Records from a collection
Start of Block
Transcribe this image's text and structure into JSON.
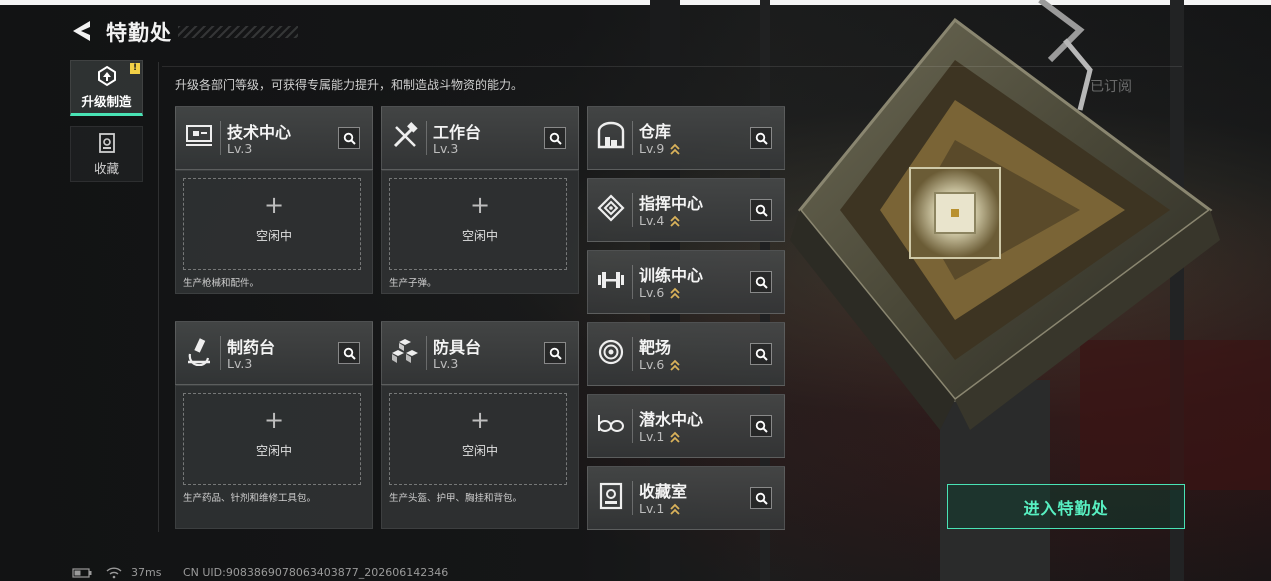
{
  "header": {
    "title": "特勤处"
  },
  "nav": [
    {
      "label": "升级制造",
      "active": true,
      "badge": "!"
    },
    {
      "label": "收藏",
      "active": false
    }
  ],
  "description": "升级各部门等级，可获得专属能力提升，和制造战斗物资的能力。",
  "production_cards": [
    {
      "name": "技术中心",
      "level": "Lv.3",
      "icon": "computer-icon",
      "slot_status": "空闲中",
      "slot_desc": "生产枪械和配件。"
    },
    {
      "name": "工作台",
      "level": "Lv.3",
      "icon": "tools-icon",
      "slot_status": "空闲中",
      "slot_desc": "生产子弹。"
    },
    {
      "name": "制药台",
      "level": "Lv.3",
      "icon": "microscope-icon",
      "slot_status": "空闲中",
      "slot_desc": "生产药品、针剂和维修工具包。"
    },
    {
      "name": "防具台",
      "level": "Lv.3",
      "icon": "armor-cubes-icon",
      "slot_status": "空闲中",
      "slot_desc": "生产头盔、护甲、胸挂和背包。"
    }
  ],
  "facilities": [
    {
      "name": "仓库",
      "level": "Lv.9",
      "icon": "warehouse-icon"
    },
    {
      "name": "指挥中心",
      "level": "Lv.4",
      "icon": "command-icon"
    },
    {
      "name": "训练中心",
      "level": "Lv.6",
      "icon": "dumbbell-icon"
    },
    {
      "name": "靶场",
      "level": "Lv.6",
      "icon": "target-icon"
    },
    {
      "name": "潜水中心",
      "level": "Lv.1",
      "icon": "goggles-icon"
    },
    {
      "name": "收藏室",
      "level": "Lv.1",
      "icon": "collection-icon"
    }
  ],
  "subscribed_label": "已订阅",
  "enter_button": "进入特勤处",
  "footer": {
    "latency": "37ms",
    "uid": "CN UID:9083869078063403877_202606142346"
  },
  "colors": {
    "accent": "#49e3b5",
    "badge": "#f2d046",
    "level_chevron": "#d9b25a"
  }
}
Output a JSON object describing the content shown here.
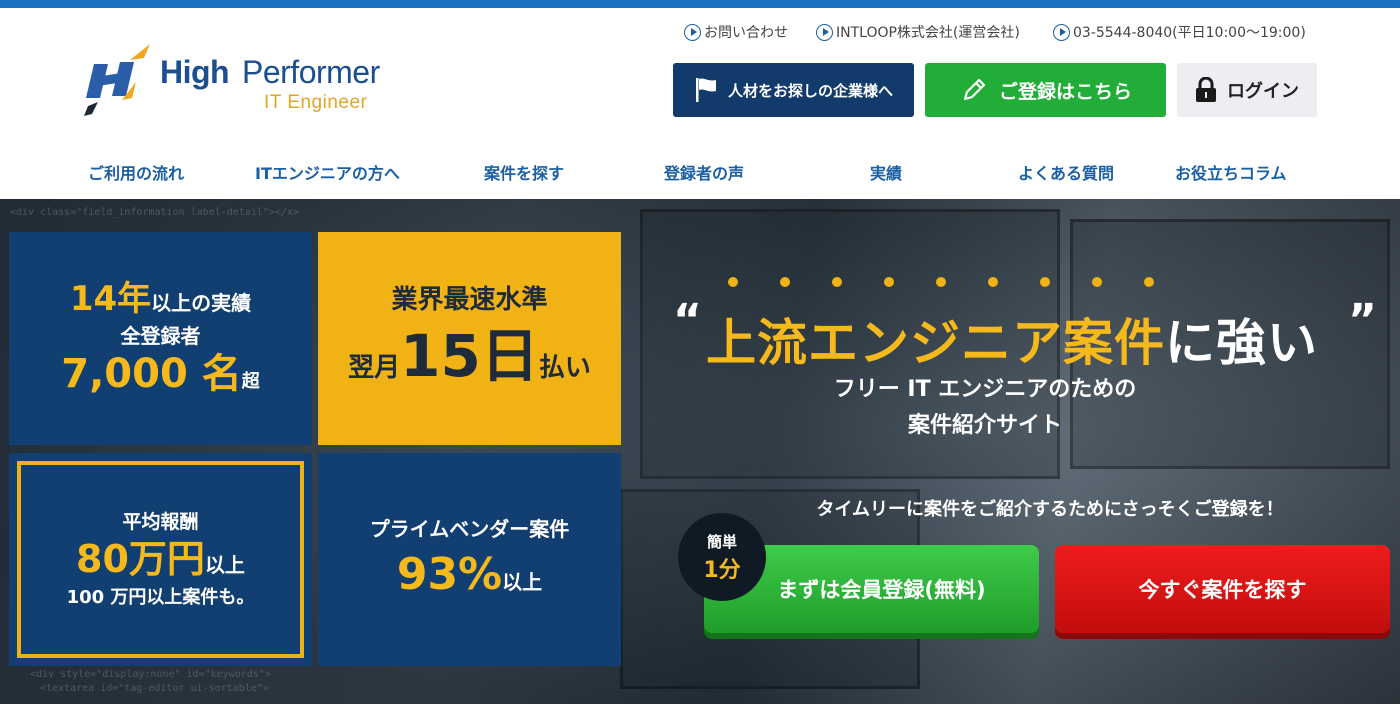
{
  "brand": {
    "name_high": "High",
    "name_performer": "Performer",
    "tagline": "IT Engineer",
    "accent": "#1b4f8f",
    "accent_secondary": "#e2a52a"
  },
  "utility_links": [
    {
      "label": "お問い合わせ",
      "icon": "play-circle-icon"
    },
    {
      "label": "INTLOOP株式会社(運営会社)",
      "icon": "play-circle-icon"
    },
    {
      "label": "03-5544-8040(平日10:00〜19:00)",
      "icon": "play-circle-icon"
    }
  ],
  "header_buttons": {
    "corporate": {
      "label": "人材をお探しの企業様へ",
      "icon": "flag-icon",
      "color": "#123a6b"
    },
    "register": {
      "label": "ご登録はこちら",
      "icon": "pencil-icon",
      "color": "#21ad37"
    },
    "login": {
      "label": "ログイン",
      "icon": "lock-icon",
      "color": "#eceef1"
    }
  },
  "nav": [
    "ご利用の流れ",
    "ITエンジニアの方へ",
    "案件を探す",
    "登録者の声",
    "実績",
    "よくある質問",
    "お役立ちコラム"
  ],
  "tiles": {
    "t1": {
      "years": "14年",
      "years_suffix": "以上の実績",
      "label": "全登録者",
      "count": "7,000 名",
      "count_suffix": "超"
    },
    "t2": {
      "label": "業界最速水準",
      "prefix": "翌月",
      "days": "15日",
      "suffix": "払い"
    },
    "t3": {
      "label": "平均報酬",
      "amount": "80万円",
      "amount_suffix": "以上",
      "note": "100 万円以上案件も。"
    },
    "t4": {
      "label": "プライムベンダー案件",
      "percent": "93%",
      "percent_suffix": "以上"
    }
  },
  "hero": {
    "quote_open": "“",
    "quote_close": "”",
    "headline_highlight": "上流エンジニア案件",
    "headline_rest": "に強い",
    "sub_line1": "フリー IT エンジニアのための",
    "sub_line2": "案件紹介サイト",
    "timely": "タイムリーに案件をご紹介するためにさっそくご登録を！",
    "badge_line1": "簡単",
    "badge_line2": "1分",
    "cta_register": "まずは会員登録(無料)",
    "cta_search": "今すぐ案件を探す",
    "colors": {
      "yellow": "#f5b91c",
      "green": "#21ad37",
      "red": "#e01515",
      "navy": "#123f72"
    }
  }
}
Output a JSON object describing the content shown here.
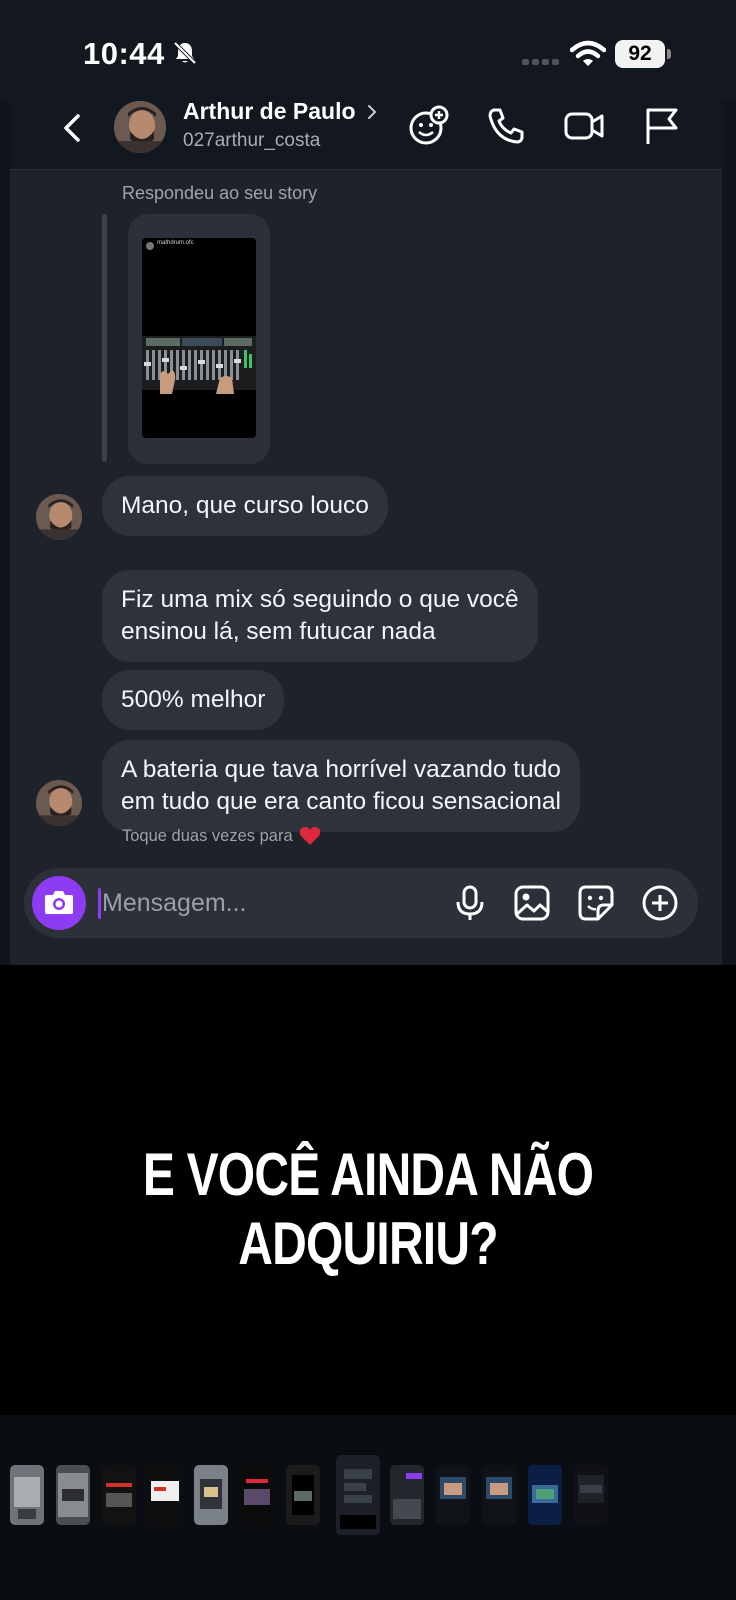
{
  "status_bar": {
    "time": "10:44",
    "battery": "92",
    "icons": [
      "bell-slash-icon",
      "signal-dots-icon",
      "wifi-icon",
      "battery-icon"
    ]
  },
  "header": {
    "contact_name": "Arthur de Paulo",
    "username": "027arthur_costa",
    "icons": [
      "back-chevron-icon",
      "avatar",
      "chevron-right-icon",
      "add-to-chat-icon",
      "phone-icon",
      "video-icon",
      "flag-icon"
    ]
  },
  "story_reply": {
    "label": "Respondeu ao seu story",
    "story_handle": "mathdrum.ofc"
  },
  "messages": [
    {
      "text": "Mano, que curso louco"
    },
    {
      "text": "Fiz uma mix só seguindo o que você\nensinou lá, sem futucar nada"
    },
    {
      "text": "500% melhor"
    },
    {
      "text": "A bateria que tava horrível vazando tudo\nem tudo que era canto ficou sensacional"
    }
  ],
  "reaction_hint": "Toque duas vezes para",
  "composer": {
    "placeholder": "Mensagem...",
    "icons": [
      "camera-icon",
      "microphone-icon",
      "gallery-icon",
      "sticker-icon",
      "plus-icon"
    ]
  },
  "overlay_caption": "E VOCÊ AINDA NÃO ADQUIRIU?",
  "colors": {
    "background": "#10141b",
    "chat_panel": "#1d222b",
    "bubble": "#2d323c",
    "accent_purple": "#8d3cf4",
    "heart_red": "#e0283c"
  }
}
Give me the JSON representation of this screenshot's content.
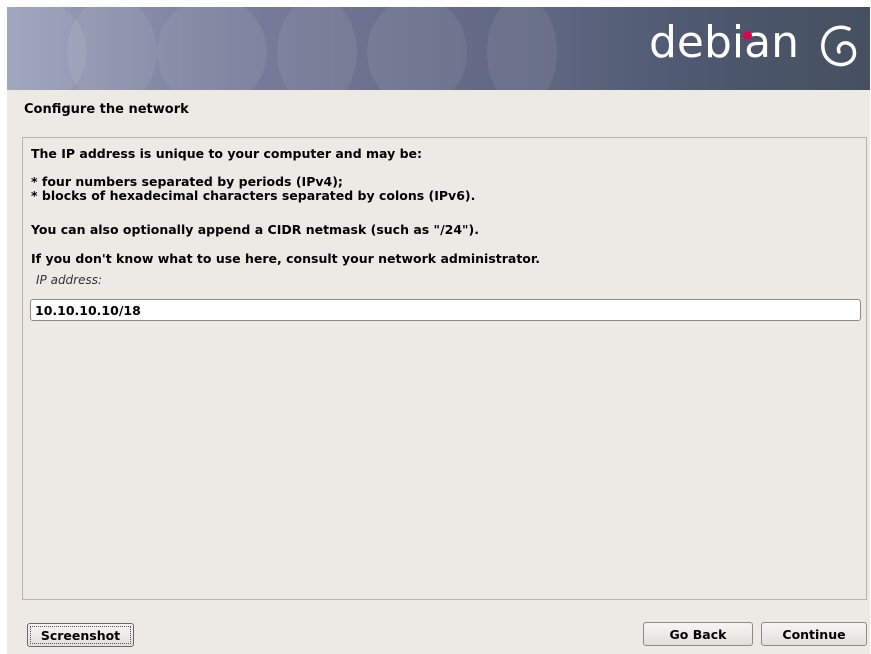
{
  "banner": {
    "logo_text": "debian",
    "brand_color": "#d70751",
    "logo_icon": "debian-swirl-icon"
  },
  "page": {
    "title": "Configure the network"
  },
  "description": {
    "line1": "The IP address is unique to your computer and may be:",
    "bullet1": " * four numbers separated by periods (IPv4);",
    "bullet2": " * blocks of hexadecimal characters separated by colons (IPv6).",
    "line2": "You can also optionally append a CIDR netmask (such as \"/24\").",
    "line3": "If you don't know what to use here, consult your network administrator."
  },
  "form": {
    "ip_label": "IP address:",
    "ip_value": "10.10.10.10/18"
  },
  "buttons": {
    "screenshot": "Screenshot",
    "go_back": "Go Back",
    "continue": "Continue"
  }
}
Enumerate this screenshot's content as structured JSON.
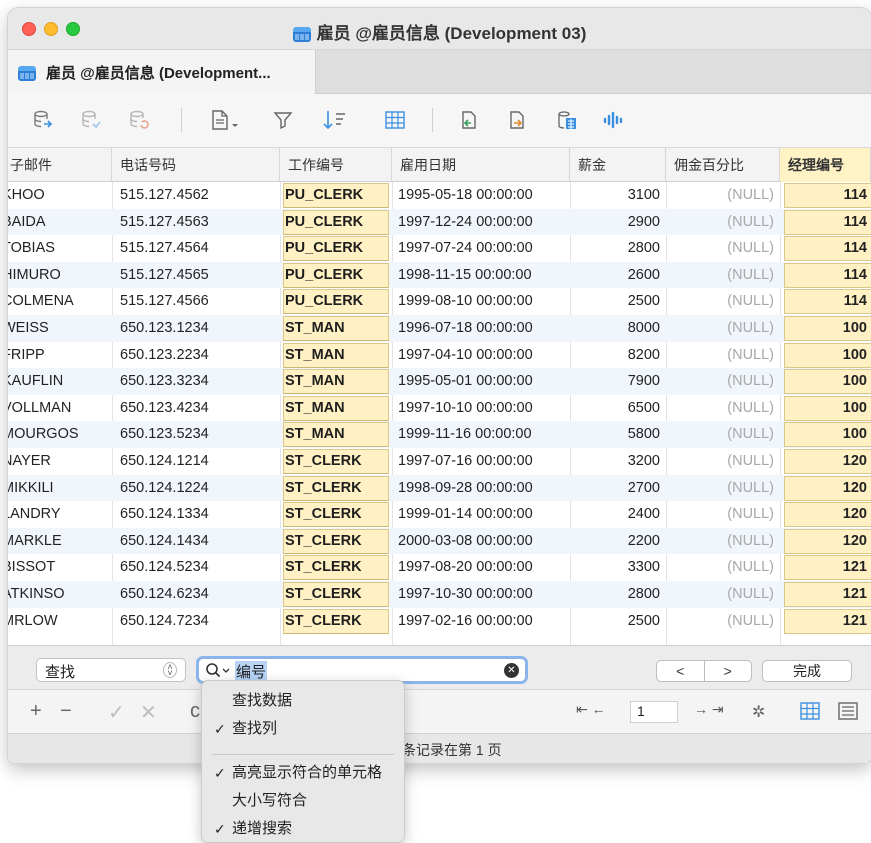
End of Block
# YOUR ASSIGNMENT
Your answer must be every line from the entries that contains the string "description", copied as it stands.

# OUTPUT OF THE TASK
  "description": "升级各部门等级，可获得专属能力提升，和制造战斗物资的能力。",
  "description": {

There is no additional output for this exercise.